Ahmadinejad, the sixth president of Iran since that country’s revolution in 1979, is a populist who represents Iran’s most radicalized factions. His incendiary remarks about Israel, the Holocaust and the West coupled with Iran’s continued development of nuclear power and its support of Hamas in Palestine and Hezbollah in Lebanon make Ahmadinejad the focal point of a seemingly more dangerous Iran with outsized ambitions.
Mir-Hossein Mousavi is the reformists’ leading candidate and challenger to incumbent Mahmoud Ahmadinejad in the 2009 Iranian presidential election. Mousavi is not well known. But to call him a liberal is likely an overstatement. Mousavi's more patrician tone and sharper intellect distance him from Mahmoud Ahmadinejad, and seduce a young generation that never knew his radicalism and apologies for terror and bloodshed. But his policies and ideology, his faithfulness to the Islamic revolution, his economic policies, and his anti-Americanism are all of a piece with Ahmadinejad’s.
Mohammed Khatami represents the most moderate, intellectually urbane wing of the Iranian theocracy. Khatami’s presidential tenure included several diplomatic and tactical overtures toward the United States, which President Bush rebuffed by branding Iran part of the “axis of evil” and damaging Khatami’s standing as a moderate. Khatami rejects the “clash of civilization” thesis, and is devoted to cross-cultural dialogue.
Put simply, Iranian governance is democratic in appearance, theocratic in character and dictatorial in intent, its energies and institutions delegated not from the pluralism of its richly cultured and varied population but funneled quite rigidly toward the safeguard of the Islamic revolution and subservience to it. The system’s complexities is in large part an effective if paradoxical way of disarming criticism of Iranian “democracy” while making it supremely difficult for reformers to break into the system and sway it their way.

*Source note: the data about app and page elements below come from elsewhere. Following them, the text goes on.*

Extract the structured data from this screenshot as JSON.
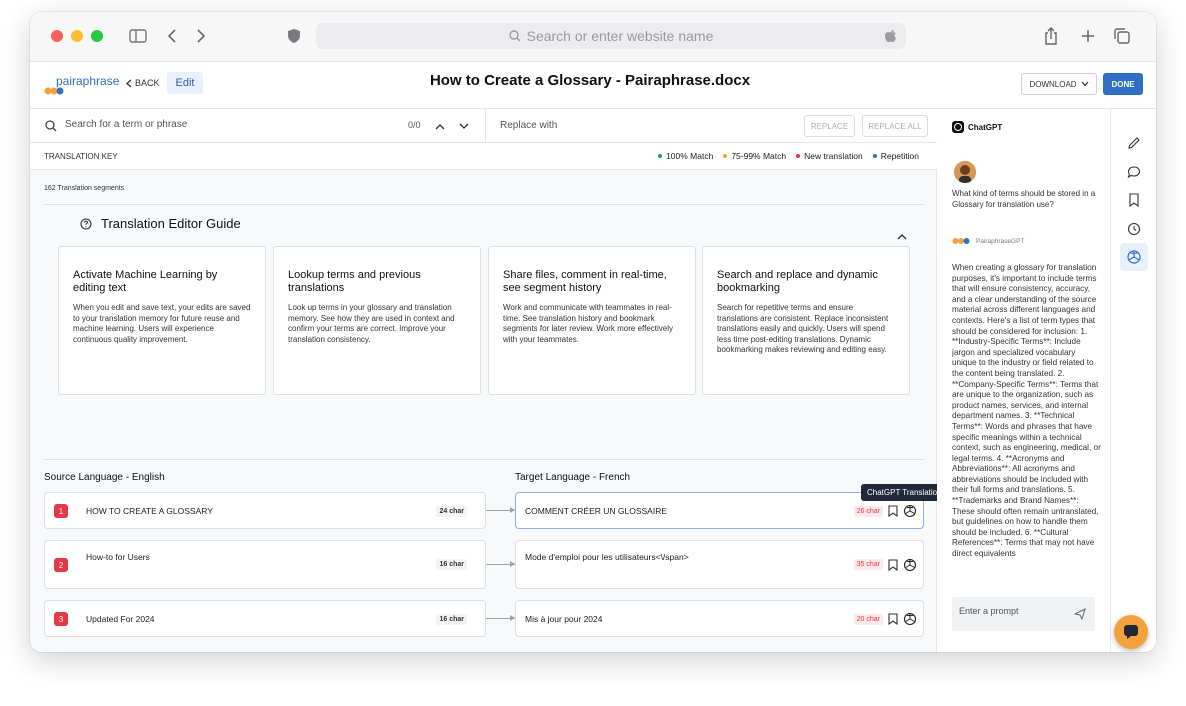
{
  "browser": {
    "address_placeholder": "Search or enter website name"
  },
  "header": {
    "logo_text": "pairaphrase",
    "back_label": "BACK",
    "edit_label": "Edit",
    "doc_title": "How to Create a Glossary - Pairaphrase.docx",
    "download_label": "DOWNLOAD",
    "done_label": "DONE"
  },
  "search": {
    "placeholder": "Search for a term or phrase",
    "counter": "0/0",
    "replace_placeholder": "Replace with",
    "replace_label": "REPLACE",
    "replace_all_label": "REPLACE ALL"
  },
  "translation_key": {
    "label": "TRANSLATION KEY",
    "legend": [
      {
        "label": "100% Match",
        "color": "#22a06b"
      },
      {
        "label": "75-99% Match",
        "color": "#f4a23b"
      },
      {
        "label": "New translation",
        "color": "#e63946"
      },
      {
        "label": "Repetition",
        "color": "#3b6fd4"
      }
    ]
  },
  "segments_count": "162 Translation segments",
  "guide": {
    "title": "Translation Editor Guide",
    "cards": [
      {
        "title": "Activate Machine Learning by editing text",
        "body": "When you edit and save text, your edits are saved to your translation memory for future reuse and machine learning. Users will experience continuous quality improvement."
      },
      {
        "title": "Lookup terms and previous translations",
        "body": "Look up terms in your glossary and translation memory. See how they are used in context and confirm your terms are correct. Improve your translation consistency."
      },
      {
        "title": "Share files, comment in real-time, see segment history",
        "body": "Work and communicate with teammates in real-time. See translation history and bookmark segments for later review. Work more effectively with your teammates."
      },
      {
        "title": "Search and replace and dynamic bookmarking",
        "body": "Search for repetitive terms and ensure translations are consistent. Replace inconsistent translations easily and quickly. Users will spend less time post-editing translations. Dynamic bookmarking makes reviewing and editing easy."
      }
    ]
  },
  "source_label": "Source Language - English",
  "target_label": "Target Language - French",
  "segments": [
    {
      "num": "1",
      "source": "HOW TO CREATE A GLOSSARY",
      "source_chars": "24 char",
      "target": "COMMENT CRÉER UN GLOSSAIRE",
      "target_chars": "26 char"
    },
    {
      "num": "2",
      "source": "How-to for Users",
      "source_chars": "16 char",
      "target": "Mode d'emploi pour les utilisateurs<\\/span>",
      "target_chars": "35 char"
    },
    {
      "num": "3",
      "source": "Updated For 2024",
      "source_chars": "16 char",
      "target": "Mis à jour pour 2024",
      "target_chars": "20 char"
    }
  ],
  "tooltip": "ChatGPT Translation",
  "chat": {
    "title": "ChatGPT",
    "question": "What kind of terms should be stored in a Glossary for translation use?",
    "bot_name": "PairaphraseGPT",
    "answer": "When creating a glossary for translation purposes, it's important to include terms that will ensure consistency, accuracy, and a clear understanding of the source material across different languages and contexts. Here's a list of term types that should be considered for inclusion: 1. **Industry-Specific Terms**: Include jargon and specialized vocabulary unique to the industry or field related to the content being translated. 2. **Company-Specific Terms**: Terms that are unique to the organization, such as product names, services, and internal department names. 3. **Technical Terms**: Words and phrases that have specific meanings within a technical context, such as engineering, medical, or legal terms. 4. **Acronyms and Abbreviations**: All acronyms and abbreviations should be included with their full forms and translations. 5. **Trademarks and Brand Names**: These should often remain untranslated, but guidelines on how to handle them should be included. 6. **Cultural References**: Terms that may not have direct equivalents",
    "prompt_placeholder": "Enter a prompt"
  }
}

There is no such thing as the concept of a “supreme leader” in Islam’s sacred text or in Islamic jurisprudence—either Shiite or Sunni. It is the recent invention, one of many patented through his revolution, of Iran’s Ayatollah Ruhollah Khomeini (1902-1989), who was seeking to break down the wall between spiritual and political authority in order to control both.
The 12-member Council of Guardians is one of the most powerful, unelected institutions in the Islamic Republic of Iran. The supreme leader appoints six clerical members. The head of the judiciary, on advice of parliament, appoints six lay members. All 12 members are appointed to six-year terms.

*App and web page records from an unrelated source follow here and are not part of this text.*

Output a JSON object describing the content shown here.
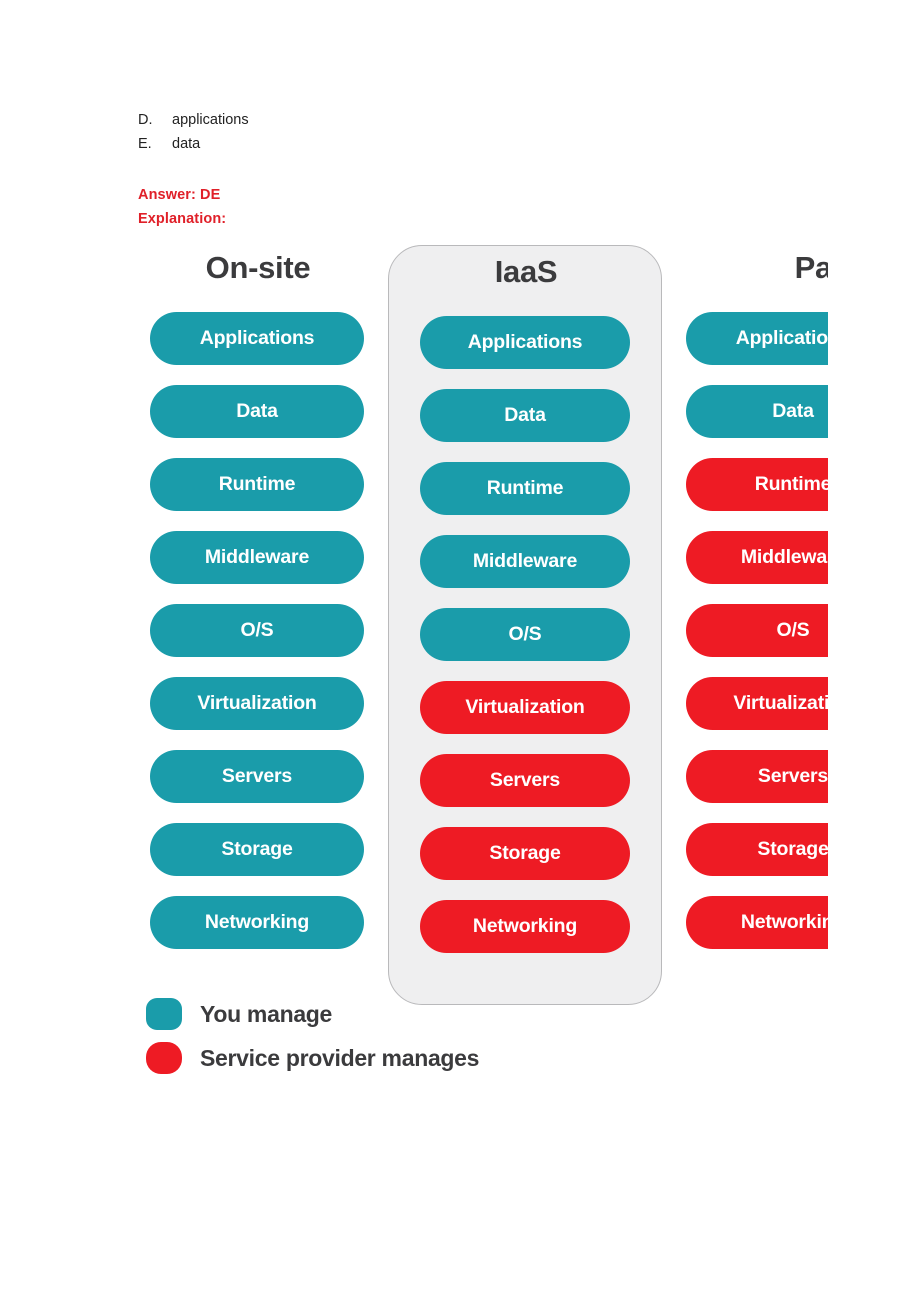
{
  "question": {
    "options": [
      {
        "letter": "D.",
        "label": "applications"
      },
      {
        "letter": "E.",
        "label": "data"
      }
    ],
    "answer_line": "Answer: DE",
    "explanation_line": "Explanation:",
    "answer_color": "#e02029"
  },
  "diagram": {
    "colors": {
      "you_manage": "#1a9caa",
      "provider_manages": "#ee1b24",
      "highlight_frame_bg": "#efeff0",
      "highlight_frame_border": "#b9b9bb",
      "title_text": "#3b3b3d"
    },
    "columns": [
      {
        "title": "On-site",
        "highlighted": false,
        "layers": [
          {
            "label": "Applications",
            "owner": "teal"
          },
          {
            "label": "Data",
            "owner": "teal"
          },
          {
            "label": "Runtime",
            "owner": "teal"
          },
          {
            "label": "Middleware",
            "owner": "teal"
          },
          {
            "label": "O/S",
            "owner": "teal"
          },
          {
            "label": "Virtualization",
            "owner": "teal"
          },
          {
            "label": "Servers",
            "owner": "teal"
          },
          {
            "label": "Storage",
            "owner": "teal"
          },
          {
            "label": "Networking",
            "owner": "teal"
          }
        ]
      },
      {
        "title": "IaaS",
        "highlighted": true,
        "layers": [
          {
            "label": "Applications",
            "owner": "teal"
          },
          {
            "label": "Data",
            "owner": "teal"
          },
          {
            "label": "Runtime",
            "owner": "teal"
          },
          {
            "label": "Middleware",
            "owner": "teal"
          },
          {
            "label": "O/S",
            "owner": "teal"
          },
          {
            "label": "Virtualization",
            "owner": "red"
          },
          {
            "label": "Servers",
            "owner": "red"
          },
          {
            "label": "Storage",
            "owner": "red"
          },
          {
            "label": "Networking",
            "owner": "red"
          }
        ]
      },
      {
        "title": "PaaS",
        "highlighted": false,
        "clipped_at_page_edge": true,
        "layers": [
          {
            "label": "Applications",
            "owner": "teal"
          },
          {
            "label": "Data",
            "owner": "teal"
          },
          {
            "label": "Runtime",
            "owner": "red"
          },
          {
            "label": "Middleware",
            "owner": "red"
          },
          {
            "label": "O/S",
            "owner": "red"
          },
          {
            "label": "Virtualization",
            "owner": "red"
          },
          {
            "label": "Servers",
            "owner": "red"
          },
          {
            "label": "Storage",
            "owner": "red"
          },
          {
            "label": "Networking",
            "owner": "red"
          }
        ]
      }
    ],
    "legend": [
      {
        "swatch": "teal",
        "label": "You manage"
      },
      {
        "swatch": "red",
        "label": "Service provider manages"
      }
    ]
  }
}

The Assembly of Experts is comparable to the Vatican's College of Cardinals. It is made up of 86 clerics whose chief responsibilities are the election of a Supreme Leader and the monitoring of his performance.
Iran has been aiming to become a nuclear power for more than two decades. The question has always been: for peaceful or offensive means? Iranian leaders themselves have been of two minds an Iranian nuclear weapons program.